This law has never been tested seriously before. In fact, back in 2003 when the contract was last negotiated, the Corporation Counsel won an injuction from a judge imposing a million dollar fine for the first day of the strike, two million for the second, three for the third and so on, plus a $25,000 for each striking member.
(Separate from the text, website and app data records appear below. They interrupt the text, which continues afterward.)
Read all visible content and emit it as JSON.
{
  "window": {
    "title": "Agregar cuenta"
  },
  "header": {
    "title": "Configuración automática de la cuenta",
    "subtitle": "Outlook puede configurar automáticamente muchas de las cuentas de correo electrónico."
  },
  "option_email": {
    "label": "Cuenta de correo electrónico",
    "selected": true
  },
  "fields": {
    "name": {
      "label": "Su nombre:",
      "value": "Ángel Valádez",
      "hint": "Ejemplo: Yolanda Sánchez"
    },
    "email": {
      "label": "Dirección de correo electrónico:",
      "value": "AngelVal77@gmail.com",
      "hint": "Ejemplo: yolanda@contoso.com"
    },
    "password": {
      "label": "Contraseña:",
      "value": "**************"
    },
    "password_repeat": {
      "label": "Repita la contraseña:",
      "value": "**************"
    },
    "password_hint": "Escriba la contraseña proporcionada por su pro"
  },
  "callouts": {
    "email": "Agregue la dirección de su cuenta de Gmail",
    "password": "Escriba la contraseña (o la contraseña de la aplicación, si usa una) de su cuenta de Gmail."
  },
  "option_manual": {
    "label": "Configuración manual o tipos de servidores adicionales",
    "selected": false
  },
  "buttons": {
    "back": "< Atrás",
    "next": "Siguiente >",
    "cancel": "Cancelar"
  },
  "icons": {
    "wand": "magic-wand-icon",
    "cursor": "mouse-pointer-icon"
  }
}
The contract was quickly settled.
I think this time we're about to see just how constitutional this law is, which gives the city and state a very heavy advantage in any labor negotiation.
2) From the New York Times: "Ms. Weingarten stepped up her call for Schools Chancellor Joel I. Klein not to keep the schools open in the event of a transit shutdown.
"Since transit negotiations generally go down to the wire, most students, parents and educators would not know if there is a strike until they wake up Friday morning," she wrote to Mr. Klein. "To say there will be chaos on the first day of a transit strike is an understatement."
The chancellors' office said it still planned to keep schools open, with the starting hour delayed two hours, should there be a strike."
Randy Weingarten was at the rally held outside of the Hyatt Regency last night in support of the TWU (and Roger Toussaint). While she cannot overtly call her members out on strike (and thus invoke Taylor Law sanctions on her union), a sick-out seems to be the message here.
3) From the Taxi & Limousine Commission:"All For-Hire Vehicles and Commuter Vans licensed by the TLC will be authorized, for the duration of the emergency, to pick up passengers without pre-arrangement for the purpose of providing Group Ride service. This shall include the pick-up of passengers by street hail at any location within the City of New York."
OK, sounds reasonable, except you need cab drivers to enforce this. Trouble is, some of the larger cab driver associations (they can't call them unions, since driver's are contractors) have said they will sit out any strike. Why?
What the TLC proposes is basically zone pricing. If I pick you up in Zone A, and stop for a few other passengers, and you're going to Zone B, and them to Zone C and D, I've lost money on my fares, not to mention that with gasoline so expensive, I've now got a lower profit (you'd think a group would be a better profit, but not in this case), plus the added traffic to deal with.
Not a happy circumstance, by any means. Add to this that most cabs operate in Manhattan south of 96th Street, which will have mandatory car-pooling (four passengers or more per vehicle), and you can start to see that cab drivers are going to get a bit shafted where in a true capitalist society, they should be making a windfall profit.
So the combination of the apparent defiance of Toussaint, and the support of at least two key groups, leads me to suspect I'll be hoofing it a lot this next week or so.